One of the drivers of Calumet's transformation in the past year has been strategic asset sales. The most crucial was the sale of its Superior oil refinery, which provided the company with $492 million in cash. Those proceeds enabled it to reduce its leverage ratio from an unsightly 90% to a slightly less concerning 76%. Further, the deal will improve cash flow going forward because the company won't need to spend the $100 million it had planned for maintenance and other activities at the refinery next year. That will free up this capital for further debt reduction and other growth projects.

It's possible that the company could continue trimming its portfolio in 2018 by jettisoning some other businesses. That said, with its balance sheet on a firmer foundation, Calumet doesn't need to sell assets and instead could look to add to its portfolio. In fact, one of the company's aims is to target opportunities to complement its core focus on making higher-value specialty hydrocarbon products like lubricants and waxes with acquisitions. The company would like to buy businesses that will provide stable cash flows and new growth opportunities so it can generate steadier returns for investors in the coming years.

Two hands shaking with a refinery in the background.

Image source: Getty Images.

Expect a new go-forward plan

Next year will mark the final one on Calumet's three-year turnaround plan. Because of that, it's likely that the company will unveil a new long-term vision before the end of 2018. That strategy will hopefully give investors an idea of how much it expects to grow in the future.

In addition to that, the company might even announce a plan to start returning cash to investors once again. As an MLP, Calumet should distribute the lion's share of its cash flow to investors, but it stopped paying them in early 2016 to improve its liquidity position and reduce debt. However, with its financial situation on a firmer foundation, and its revamped portfolio positioned to generate a more stable cash flow profile, Calumet might be able to reinstate shareholder distributions by the end of next year.

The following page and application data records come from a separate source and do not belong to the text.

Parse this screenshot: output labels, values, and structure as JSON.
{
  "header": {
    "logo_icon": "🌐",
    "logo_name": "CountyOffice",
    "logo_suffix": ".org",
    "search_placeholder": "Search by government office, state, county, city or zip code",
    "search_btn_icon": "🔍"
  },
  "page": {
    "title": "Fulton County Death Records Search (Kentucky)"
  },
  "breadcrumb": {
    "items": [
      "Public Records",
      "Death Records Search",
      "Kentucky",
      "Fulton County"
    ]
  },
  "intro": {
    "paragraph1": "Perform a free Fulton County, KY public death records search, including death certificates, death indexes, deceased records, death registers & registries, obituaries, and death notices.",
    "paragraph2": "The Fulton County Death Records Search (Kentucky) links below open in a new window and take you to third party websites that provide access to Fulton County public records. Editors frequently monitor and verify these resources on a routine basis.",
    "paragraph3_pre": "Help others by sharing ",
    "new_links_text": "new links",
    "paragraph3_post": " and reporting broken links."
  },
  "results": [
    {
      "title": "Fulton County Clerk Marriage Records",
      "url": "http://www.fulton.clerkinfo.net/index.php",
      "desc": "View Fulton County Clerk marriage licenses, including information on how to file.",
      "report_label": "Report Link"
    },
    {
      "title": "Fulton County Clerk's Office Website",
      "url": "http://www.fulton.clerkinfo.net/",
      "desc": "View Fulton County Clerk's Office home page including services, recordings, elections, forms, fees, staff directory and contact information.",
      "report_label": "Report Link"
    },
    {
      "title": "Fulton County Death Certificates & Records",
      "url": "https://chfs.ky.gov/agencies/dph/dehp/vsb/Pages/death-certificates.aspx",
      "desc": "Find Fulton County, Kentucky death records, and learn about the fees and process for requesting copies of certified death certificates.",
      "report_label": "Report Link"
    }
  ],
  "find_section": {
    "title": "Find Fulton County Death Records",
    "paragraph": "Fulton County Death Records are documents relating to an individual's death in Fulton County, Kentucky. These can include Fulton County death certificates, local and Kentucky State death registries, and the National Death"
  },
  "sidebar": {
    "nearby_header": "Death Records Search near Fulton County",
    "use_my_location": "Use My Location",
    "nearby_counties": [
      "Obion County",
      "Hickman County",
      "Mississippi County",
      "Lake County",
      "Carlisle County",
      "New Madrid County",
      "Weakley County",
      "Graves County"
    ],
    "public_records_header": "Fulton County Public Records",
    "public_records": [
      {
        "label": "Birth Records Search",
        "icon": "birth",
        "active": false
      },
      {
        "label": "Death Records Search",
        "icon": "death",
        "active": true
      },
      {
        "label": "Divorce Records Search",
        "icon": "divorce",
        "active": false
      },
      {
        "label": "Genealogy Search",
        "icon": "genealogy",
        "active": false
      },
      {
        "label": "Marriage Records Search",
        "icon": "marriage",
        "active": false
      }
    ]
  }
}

Don't expect a repeat performance

Calumet Specialty Products' turnaround plan delivered as hoped this year, which sets the stage for continued success in 2018. That said, it will be nearly impossible for it to mirror 2017's performance when units skyrocketed. While the company's continued turnaround efforts could keep pushing units higher, it's also possible that they could take a breather this year, especially if it falls short of its self-help goal, or the company announces an unpopular acquisition.

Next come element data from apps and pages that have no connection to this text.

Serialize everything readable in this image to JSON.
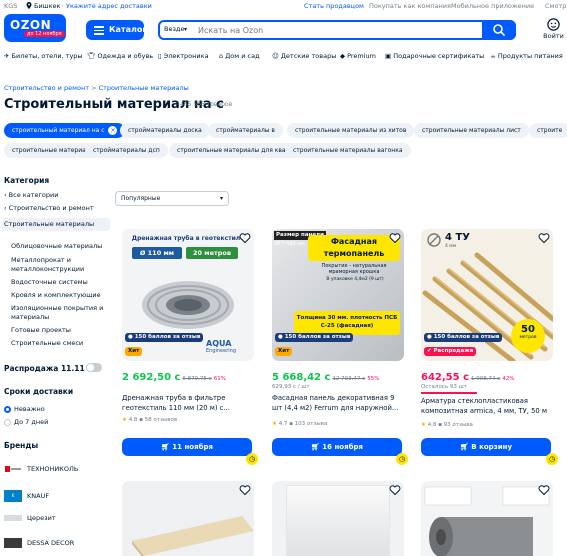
{
  "topbar": {
    "region": "KGS",
    "city": "Бишкек",
    "address_hint": "Укажите адрес доставки",
    "link_seller": "Стать продавцом",
    "link_buy_company": "Покупать как компания",
    "link_app": "Мобильное приложение",
    "link_more": "Смотр"
  },
  "header": {
    "logo_text": "OZON",
    "logo_sub": "до 12 ноября",
    "catalog_label": "Каталог",
    "search_scope": "Везде",
    "search_placeholder": "Искать на Ozon",
    "login_label": "Войти"
  },
  "nav": {
    "items": [
      {
        "label": "Билеты, отели, туры",
        "icon": "plane-icon"
      },
      {
        "label": "Одежда и обувь",
        "icon": "shirt-icon"
      },
      {
        "label": "Электроника",
        "icon": "phone-icon"
      },
      {
        "label": "Дом и сад",
        "icon": "house-icon"
      },
      {
        "label": "Детские товары",
        "icon": "toy-icon"
      },
      {
        "label": "Premium",
        "icon": "diamond-icon"
      },
      {
        "label": "Подарочные сертификаты",
        "icon": "gift-icon"
      },
      {
        "label": "Продукты питания",
        "icon": "food-icon"
      }
    ]
  },
  "breadcrumb": {
    "items": [
      "Строительство и ремонт",
      "Строительные материалы"
    ],
    "separator": ">"
  },
  "page": {
    "title": "Строительный материал на с",
    "count": "465 565 товаров"
  },
  "chips": {
    "row1": [
      "строительный материал на с",
      "стройматериалы доска",
      "стройматериалы в",
      "строительные материалы из хитов",
      "строительные материалы лист",
      "строите"
    ],
    "row2": [
      "строительные материалы на",
      "стройматериалы дсп",
      "строительные материалы для квартиры",
      "строительные материалы вагонка"
    ]
  },
  "sidebar": {
    "category_title": "Категория",
    "all_categories": "Все категории",
    "parent": "Строительство и ремонт",
    "current": "Строительные материалы",
    "subcategories": [
      "Облицовочные материалы",
      "Металлопрокат и металлоконструкции",
      "Водосточные системы",
      "Кровля и комплектующие",
      "Изоляционные покрытия и материалы",
      "Готовые проекты",
      "Строительные смеси"
    ],
    "sale_label": "Распродажа 11.11",
    "delivery_title": "Сроки доставки",
    "delivery_options": [
      "Неважно",
      "До 7 дней"
    ],
    "brands_title": "Бренды",
    "brands": [
      "ТЕХНОНИКОЛЬ",
      "KNAUF",
      "Церезит",
      "DESSA DECOR"
    ]
  },
  "sort": {
    "selected": "Популярные"
  },
  "products": [
    {
      "img_title": "Дренажная труба в геотекстиле",
      "img_tag1": "Ø 110 мм",
      "img_tag2": "20 метров",
      "img_brand": "AQUA",
      "img_brand_sub": "Engineering",
      "bonus": "150 баллов за отзыв",
      "badge": "Хит",
      "price": "2 692,50 с",
      "old_price": "6 879,75 с",
      "discount": "61%",
      "title": "Дренажная труба в фильтре геотекстиль 110 мм (20 м) с...",
      "rating": "4.8",
      "reviews": "58 отзывов",
      "button": "11 ноября"
    },
    {
      "img_title": "Фасадная термопанель",
      "img_size_label": "Размер панели",
      "img_size": "987*480 мм",
      "img_desc": "Покрытие - натуральная мраморная крошка",
      "img_pack": "В упаковке 4,4м2 (9 шт)",
      "img_thickness": "Толщина 30 мм. плотность ПСБ С-25 (фасадная)",
      "bonus": "150 баллов за отзыв",
      "badge": "Хит",
      "price": "5 668,42 с",
      "old_price": "12 703,47 с",
      "discount": "55%",
      "sub": "629,93 с / шт",
      "title": "Фасадная панель декоративная 9 шт (4,4 м2) Ferrum для наружной...",
      "rating": "4.7",
      "reviews": "103 отзыва",
      "button": "16 ноября"
    },
    {
      "img_title": "4 ТУ",
      "img_sub": "4 мм",
      "img_length": "50",
      "img_length_unit": "метров",
      "bonus": "150 баллов за отзыв",
      "badge": "Распродажа",
      "price": "642,55 с",
      "old_price": "1 098,74 с",
      "discount": "42%",
      "sub": "Осталось 93 шт",
      "title": "Арматура стеклопластиковая композитная armica, 4 мм, ТУ, 50 м",
      "rating": "4.8",
      "reviews": "93 отзыва",
      "button": "В корзину"
    }
  ],
  "colors": {
    "brand": "#005bff",
    "price_green": "#10c44c",
    "discount_pink": "#f91155",
    "hit_orange": "#ffa800",
    "bonus_navy": "#1a3c7a"
  }
}
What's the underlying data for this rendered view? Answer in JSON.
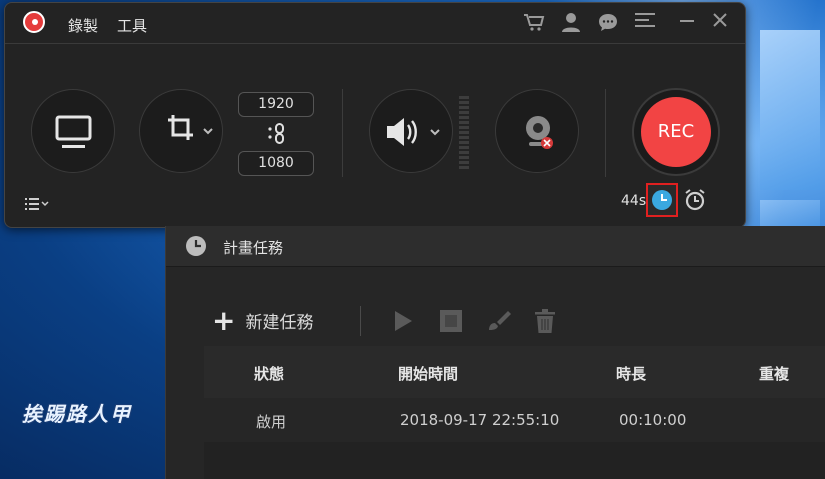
{
  "watermark": "挨踢路人甲",
  "recorder": {
    "menu": [
      "錄製",
      "工具"
    ],
    "icons": [
      "cart-icon",
      "user-icon",
      "chat-icon",
      "menu-icon",
      "minimize-icon",
      "close-icon"
    ],
    "width_value": "1920",
    "height_value": "1080",
    "rec_label": "REC",
    "timer": "44s",
    "accent": "#f24444"
  },
  "schedule": {
    "title": "計畫任務",
    "new_task": "新建任務",
    "columns": [
      "狀態",
      "開始時間",
      "時長",
      "重複"
    ],
    "rows": [
      {
        "status": "啟用",
        "start": "2018-09-17 22:55:10",
        "duration": "00:10:00",
        "repeat": ""
      }
    ]
  }
}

Matthew DiLallo has no position in any of the stocks mentioned. The Motley Fool has no position in any of the stocks mentioned. The Motley Fool has a disclosure policy.